● **Description of the task**: Reproduce the full listing exactly.

+ + + + +

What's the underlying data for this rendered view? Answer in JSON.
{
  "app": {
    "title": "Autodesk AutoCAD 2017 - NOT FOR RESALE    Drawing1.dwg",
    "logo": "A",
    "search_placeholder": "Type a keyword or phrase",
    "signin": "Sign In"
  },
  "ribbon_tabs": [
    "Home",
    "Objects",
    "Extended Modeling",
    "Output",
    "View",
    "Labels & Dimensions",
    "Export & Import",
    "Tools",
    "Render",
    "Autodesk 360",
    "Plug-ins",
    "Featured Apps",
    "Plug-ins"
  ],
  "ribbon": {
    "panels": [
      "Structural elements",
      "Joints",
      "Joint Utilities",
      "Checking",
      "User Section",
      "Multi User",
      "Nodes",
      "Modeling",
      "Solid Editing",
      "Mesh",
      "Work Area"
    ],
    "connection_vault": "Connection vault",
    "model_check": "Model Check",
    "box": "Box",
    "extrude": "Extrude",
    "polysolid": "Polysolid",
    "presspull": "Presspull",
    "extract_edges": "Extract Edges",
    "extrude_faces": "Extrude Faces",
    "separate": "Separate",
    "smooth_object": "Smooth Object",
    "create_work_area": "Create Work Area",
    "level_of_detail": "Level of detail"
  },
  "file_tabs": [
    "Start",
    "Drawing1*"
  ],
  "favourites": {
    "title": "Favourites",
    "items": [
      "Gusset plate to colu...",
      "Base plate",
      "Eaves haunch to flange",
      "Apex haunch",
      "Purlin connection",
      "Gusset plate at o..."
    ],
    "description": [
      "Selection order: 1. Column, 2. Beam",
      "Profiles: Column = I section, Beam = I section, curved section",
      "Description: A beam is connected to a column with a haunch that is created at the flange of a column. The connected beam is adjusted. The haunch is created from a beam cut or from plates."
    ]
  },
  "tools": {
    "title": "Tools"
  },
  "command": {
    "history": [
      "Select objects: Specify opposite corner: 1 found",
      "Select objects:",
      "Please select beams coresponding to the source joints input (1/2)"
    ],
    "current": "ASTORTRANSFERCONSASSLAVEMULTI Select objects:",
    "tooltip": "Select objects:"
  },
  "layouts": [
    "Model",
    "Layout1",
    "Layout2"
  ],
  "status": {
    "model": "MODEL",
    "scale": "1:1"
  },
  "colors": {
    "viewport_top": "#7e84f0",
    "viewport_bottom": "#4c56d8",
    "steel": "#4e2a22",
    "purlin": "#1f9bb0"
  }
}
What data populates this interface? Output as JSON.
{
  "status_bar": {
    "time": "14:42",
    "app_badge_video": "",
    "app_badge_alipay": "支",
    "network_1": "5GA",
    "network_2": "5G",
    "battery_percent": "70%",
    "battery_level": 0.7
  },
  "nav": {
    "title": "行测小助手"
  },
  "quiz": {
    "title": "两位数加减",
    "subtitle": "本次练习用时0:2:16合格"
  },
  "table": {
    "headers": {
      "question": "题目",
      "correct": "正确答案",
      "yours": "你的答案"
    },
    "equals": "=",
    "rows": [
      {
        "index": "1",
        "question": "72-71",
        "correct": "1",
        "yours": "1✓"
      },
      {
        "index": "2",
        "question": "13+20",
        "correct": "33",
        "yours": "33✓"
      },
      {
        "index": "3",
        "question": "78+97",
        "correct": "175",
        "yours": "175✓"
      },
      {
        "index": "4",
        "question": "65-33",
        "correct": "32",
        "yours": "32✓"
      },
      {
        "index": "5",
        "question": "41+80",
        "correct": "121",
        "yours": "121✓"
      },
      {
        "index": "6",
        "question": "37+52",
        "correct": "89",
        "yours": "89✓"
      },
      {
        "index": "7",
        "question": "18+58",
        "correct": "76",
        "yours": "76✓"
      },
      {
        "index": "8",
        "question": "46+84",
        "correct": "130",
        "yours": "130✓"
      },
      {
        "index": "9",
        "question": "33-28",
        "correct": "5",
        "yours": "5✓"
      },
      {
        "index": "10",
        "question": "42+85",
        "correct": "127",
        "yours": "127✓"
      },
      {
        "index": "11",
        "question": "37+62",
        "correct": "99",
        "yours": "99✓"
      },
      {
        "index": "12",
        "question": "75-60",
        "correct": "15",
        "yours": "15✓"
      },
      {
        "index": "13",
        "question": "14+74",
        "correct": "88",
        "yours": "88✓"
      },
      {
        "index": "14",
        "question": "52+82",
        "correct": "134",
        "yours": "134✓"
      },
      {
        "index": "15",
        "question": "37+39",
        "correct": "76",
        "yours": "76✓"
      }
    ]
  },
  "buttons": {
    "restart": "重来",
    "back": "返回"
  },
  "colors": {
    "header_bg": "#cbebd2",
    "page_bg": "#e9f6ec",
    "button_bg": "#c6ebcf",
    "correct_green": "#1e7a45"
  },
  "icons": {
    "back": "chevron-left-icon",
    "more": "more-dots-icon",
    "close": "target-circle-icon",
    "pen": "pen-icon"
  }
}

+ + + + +

● **Output for this task**:
What's the underlying data for this rendered view? Answer in JSON.
{
  "app": {
    "title": "Autodesk AutoCAD 2017 - NOT FOR RESALE    Drawing1.dwg",
    "logo": "A",
    "search_placeholder": "Type a keyword or phrase",
    "signin": "Sign In"
  },
  "ribbon_tabs": [
    "Home",
    "Objects",
    "Extended Modeling",
    "Output",
    "View",
    "Labels & Dimensions",
    "Export & Import",
    "Tools",
    "Render",
    "Autodesk 360",
    "Plug-ins",
    "Featured Apps",
    "Plug-ins"
  ],
  "ribbon": {
    "panels": [
      "Structural elements",
      "Joints",
      "Joint Utilities",
      "Checking",
      "User Section",
      "Multi User",
      "Nodes",
      "Modeling",
      "Solid Editing",
      "Mesh",
      "Work Area"
    ],
    "connection_vault": "Connection vault",
    "model_check": "Model Check",
    "box": "Box",
    "extrude": "Extrude",
    "polysolid": "Polysolid",
    "presspull": "Presspull",
    "extract_edges": "Extract Edges",
    "extrude_faces": "Extrude Faces",
    "separate": "Separate",
    "smooth_object": "Smooth Object",
    "create_work_area": "Create Work Area",
    "level_of_detail": "Level of detail"
  },
  "file_tabs": [
    "Start",
    "Drawing1*"
  ],
  "favourites": {
    "title": "Favourites",
    "items": [
      "Gusset plate to colu...",
      "Base plate",
      "Eaves haunch to flange",
      "Apex haunch",
      "Purlin connection",
      "Gusset plate at o..."
    ],
    "description": [
      "Selection order: 1. Column, 2. Beam",
      "Profiles: Column = I section, Beam = I section, curved section",
      "Description: A beam is connected to a column with a haunch that is created at the flange of a column. The connected beam is adjusted. The haunch is created from a beam cut or from plates."
    ]
  },
  "tools": {
    "title": "Tools"
  },
  "command": {
    "history": [
      "Select objects: Specify opposite corner: 1 found",
      "Select objects:",
      "Please select beams coresponding to the source joints input (1/2)"
    ],
    "current": "ASTORTRANSFERCONSASSLAVEMULTI Select objects:",
    "tooltip": "Select objects:"
  },
  "layouts": [
    "Model",
    "Layout1",
    "Layout2"
  ],
  "status": {
    "model": "MODEL",
    "scale": "1:1"
  },
  "colors": {
    "viewport_top": "#7e84f0",
    "viewport_bottom": "#4c56d8",
    "steel": "#4e2a22",
    "purlin": "#1f9bb0"
  }
}
What data populates this interface? Output as JSON.
{
  "status_bar": {
    "time": "14:42",
    "app_badge_video": "",
    "app_badge_alipay": "支",
    "network_1": "5GA",
    "network_2": "5G",
    "battery_percent": "70%",
    "battery_level": 0.7
  },
  "nav": {
    "title": "行测小助手"
  },
  "quiz": {
    "title": "两位数加减",
    "subtitle": "本次练习用时0:2:16合格"
  },
  "table": {
    "headers": {
      "question": "题目",
      "correct": "正确答案",
      "yours": "你的答案"
    },
    "equals": "=",
    "rows": [
      {
        "index": "1",
        "question": "72-71",
        "correct": "1",
        "yours": "1✓"
      },
      {
        "index": "2",
        "question": "13+20",
        "correct": "33",
        "yours": "33✓"
      },
      {
        "index": "3",
        "question": "78+97",
        "correct": "175",
        "yours": "175✓"
      },
      {
        "index": "4",
        "question": "65-33",
        "correct": "32",
        "yours": "32✓"
      },
      {
        "index": "5",
        "question": "41+80",
        "correct": "121",
        "yours": "121✓"
      },
      {
        "index": "6",
        "question": "37+52",
        "correct": "89",
        "yours": "89✓"
      },
      {
        "index": "7",
        "question": "18+58",
        "correct": "76",
        "yours": "76✓"
      },
      {
        "index": "8",
        "question": "46+84",
        "correct": "130",
        "yours": "130✓"
      },
      {
        "index": "9",
        "question": "33-28",
        "correct": "5",
        "yours": "5✓"
      },
      {
        "index": "10",
        "question": "42+85",
        "correct": "127",
        "yours": "127✓"
      },
      {
        "index": "11",
        "question": "37+62",
        "correct": "99",
        "yours": "99✓"
      },
      {
        "index": "12",
        "question": "75-60",
        "correct": "15",
        "yours": "15✓"
      },
      {
        "index": "13",
        "question": "14+74",
        "correct": "88",
        "yours": "88✓"
      },
      {
        "index": "14",
        "question": "52+82",
        "correct": "134",
        "yours": "134✓"
      },
      {
        "index": "15",
        "question": "37+39",
        "correct": "76",
        "yours": "76✓"
      }
    ]
  },
  "buttons": {
    "restart": "重来",
    "back": "返回"
  },
  "colors": {
    "header_bg": "#cbebd2",
    "page_bg": "#e9f6ec",
    "button_bg": "#c6ebcf",
    "correct_green": "#1e7a45"
  },
  "icons": {
    "back": "chevron-left-icon",
    "more": "more-dots-icon",
    "close": "target-circle-icon",
    "pen": "pen-icon"
  }
}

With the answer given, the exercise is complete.